=== Dataset extract ===

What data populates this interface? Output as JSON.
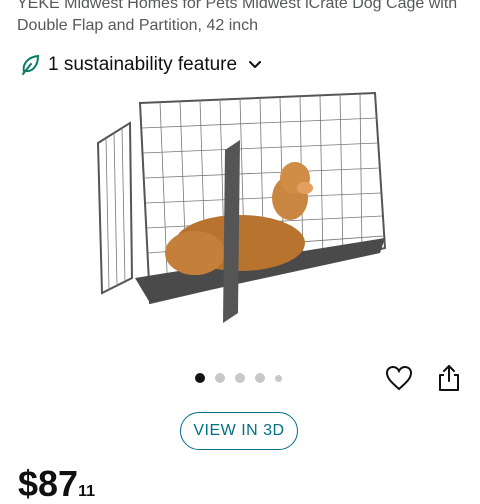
{
  "product": {
    "title": "YEKE Midwest Homes for Pets Midwest iCrate Dog Cage with Double Flap and Partition, 42 inch"
  },
  "sustainability": {
    "label": "1 sustainability feature",
    "icon": "leaf-icon",
    "accent": "#067d62"
  },
  "gallery": {
    "image_alt": "Black wire dog crate with a golden retriever lying inside",
    "dot_count": 5,
    "active_index": 0
  },
  "actions": {
    "favorite_icon": "heart-icon",
    "share_icon": "share-icon"
  },
  "view3d": {
    "label": "VIEW IN 3D",
    "color": "#007185"
  },
  "price": {
    "whole": "$87",
    "fraction": "11"
  }
}
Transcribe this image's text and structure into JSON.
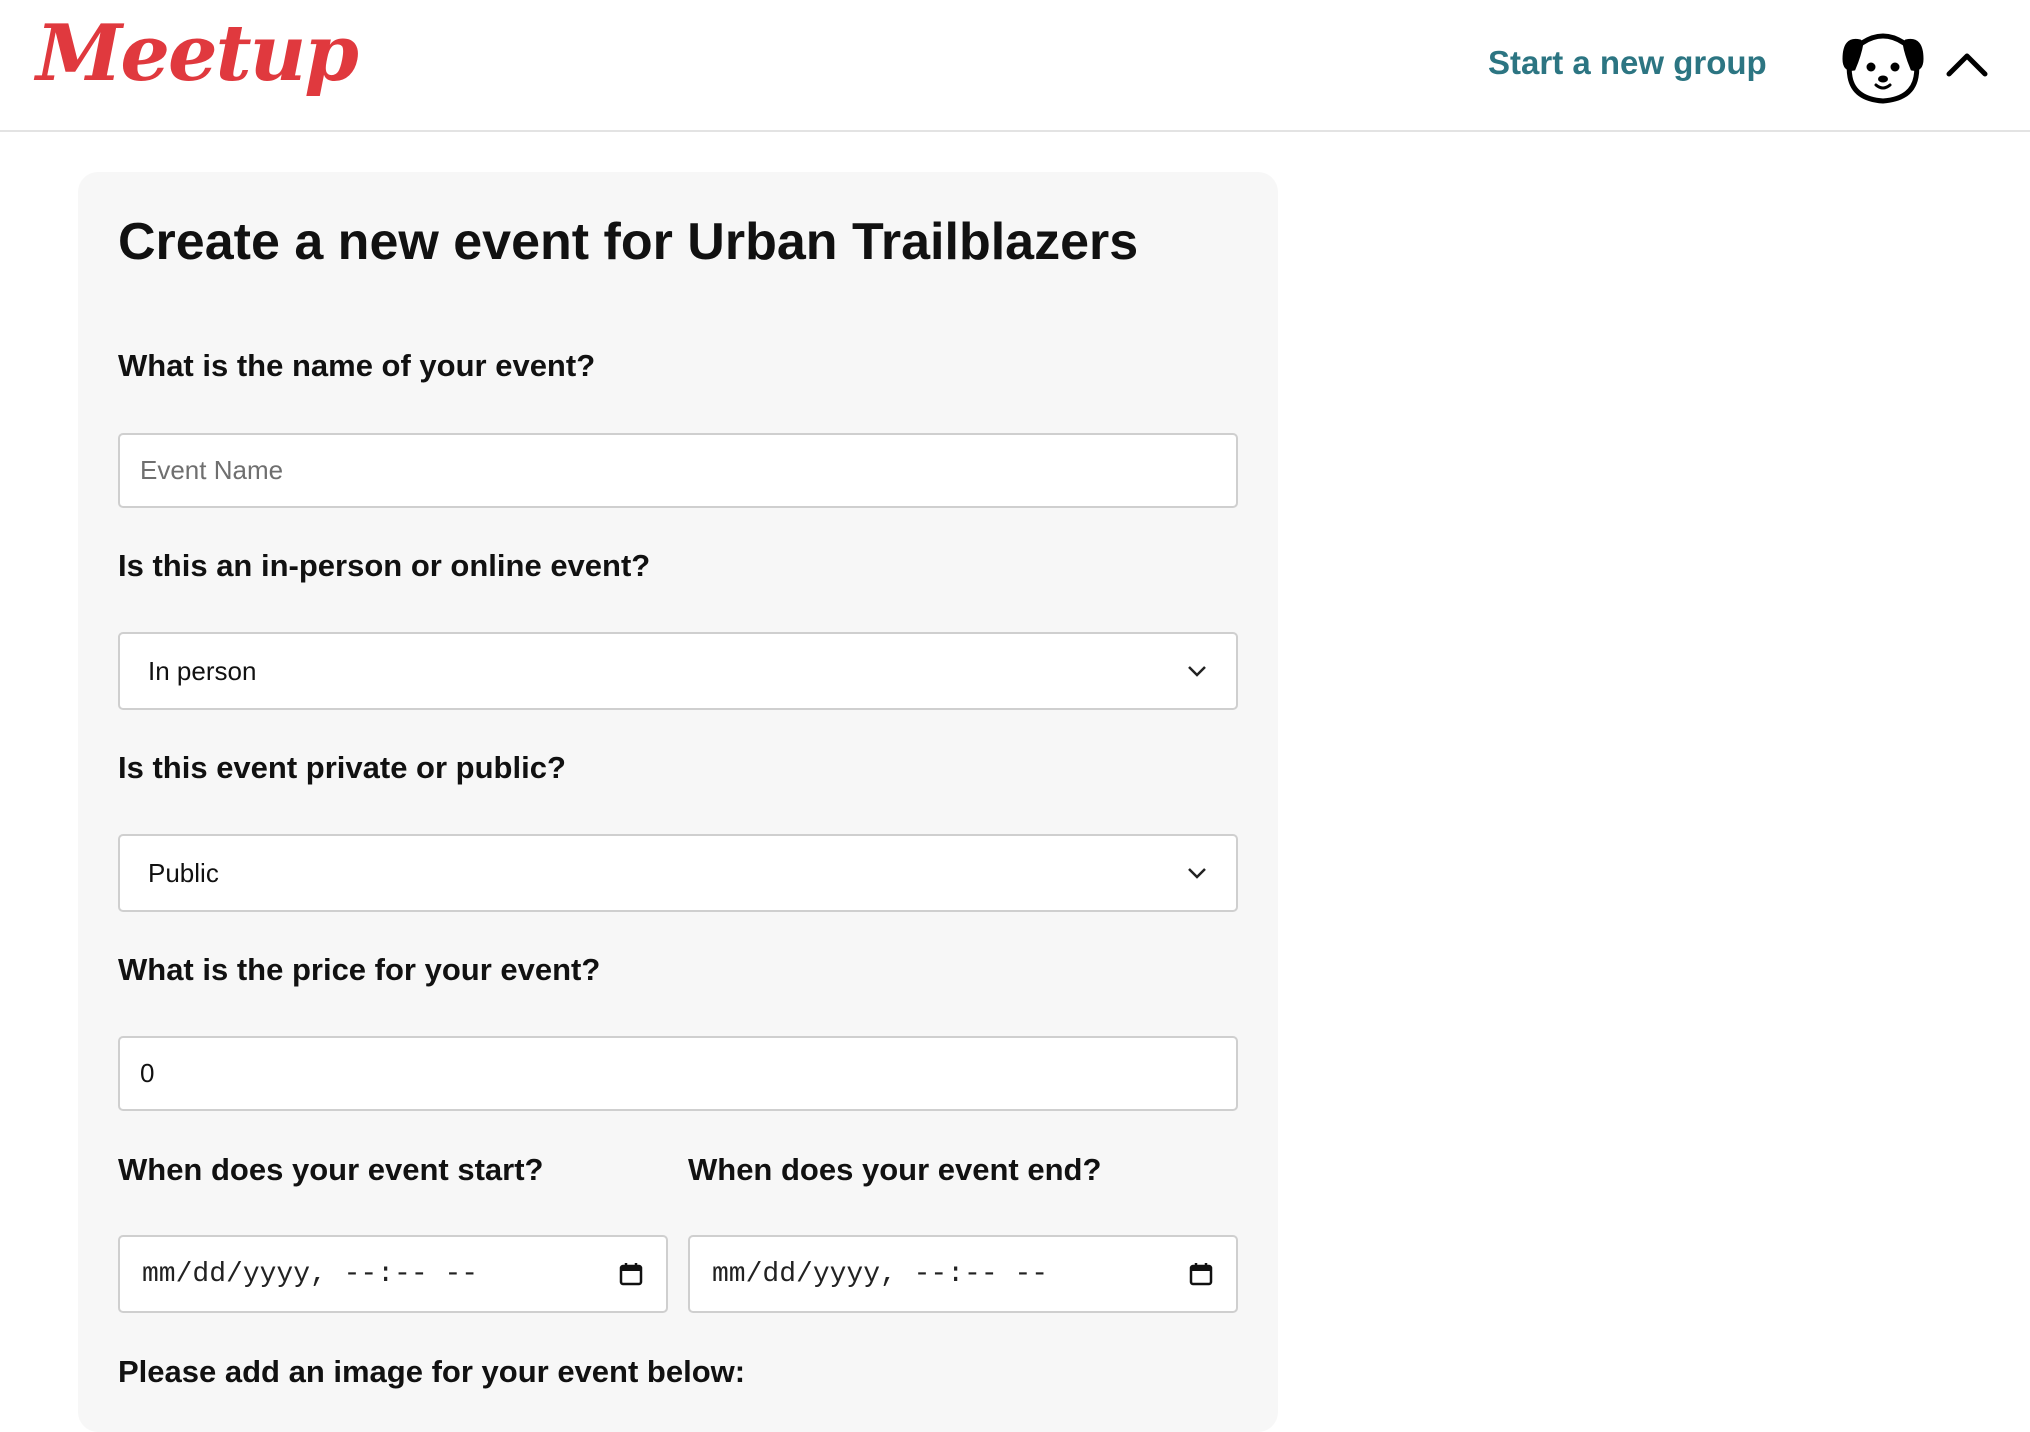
{
  "header": {
    "logo_text": "Meetup",
    "start_group_label": "Start a new group",
    "avatar_icon": "dog-face-icon",
    "menu_icon": "chevron-up-icon",
    "brand_color": "#e0393e",
    "link_color": "#2c7582"
  },
  "form": {
    "title": "Create a new event for Urban Trailblazers",
    "name_label": "What is the name of your event?",
    "name_placeholder": "Event Name",
    "name_value": "",
    "type_label": "Is this an in-person or online event?",
    "type_value": "In person",
    "privacy_label": "Is this event private or public?",
    "privacy_value": "Public",
    "price_label": "What is the price for your event?",
    "price_value": "0",
    "start_label": "When does your event start?",
    "start_value": "mm/dd/yyyy, --:-- --",
    "end_label": "When does your event end?",
    "end_value": "mm/dd/yyyy, --:-- --",
    "image_label": "Please add an image for your event below:"
  }
}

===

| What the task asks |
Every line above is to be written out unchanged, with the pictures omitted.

| Output for this task |
What data populates this interface? Output as JSON.
{
  "product": {
    "title": "YEKE Midwest Homes for Pets Midwest iCrate Dog Cage with Double Flap and Partition, 42 inch"
  },
  "sustainability": {
    "label": "1 sustainability feature",
    "icon": "leaf-icon",
    "accent": "#067d62"
  },
  "gallery": {
    "image_alt": "Black wire dog crate with a golden retriever lying inside",
    "dot_count": 5,
    "active_index": 0
  },
  "actions": {
    "favorite_icon": "heart-icon",
    "share_icon": "share-icon"
  },
  "view3d": {
    "label": "VIEW IN 3D",
    "color": "#007185"
  },
  "price": {
    "whole": "$87",
    "fraction": "11"
  }
}
Transcribe this image's text and structure into JSON.
{
  "header": {
    "logo_text": "Meetup",
    "start_group_label": "Start a new group",
    "avatar_icon": "dog-face-icon",
    "menu_icon": "chevron-up-icon",
    "brand_color": "#e0393e",
    "link_color": "#2c7582"
  },
  "form": {
    "title": "Create a new event for Urban Trailblazers",
    "name_label": "What is the name of your event?",
    "name_placeholder": "Event Name",
    "name_value": "",
    "type_label": "Is this an in-person or online event?",
    "type_value": "In person",
    "privacy_label": "Is this event private or public?",
    "privacy_value": "Public",
    "price_label": "What is the price for your event?",
    "price_value": "0",
    "start_label": "When does your event start?",
    "start_value": "mm/dd/yyyy, --:-- --",
    "end_label": "When does your event end?",
    "end_value": "mm/dd/yyyy, --:-- --",
    "image_label": "Please add an image for your event below:"
  }
}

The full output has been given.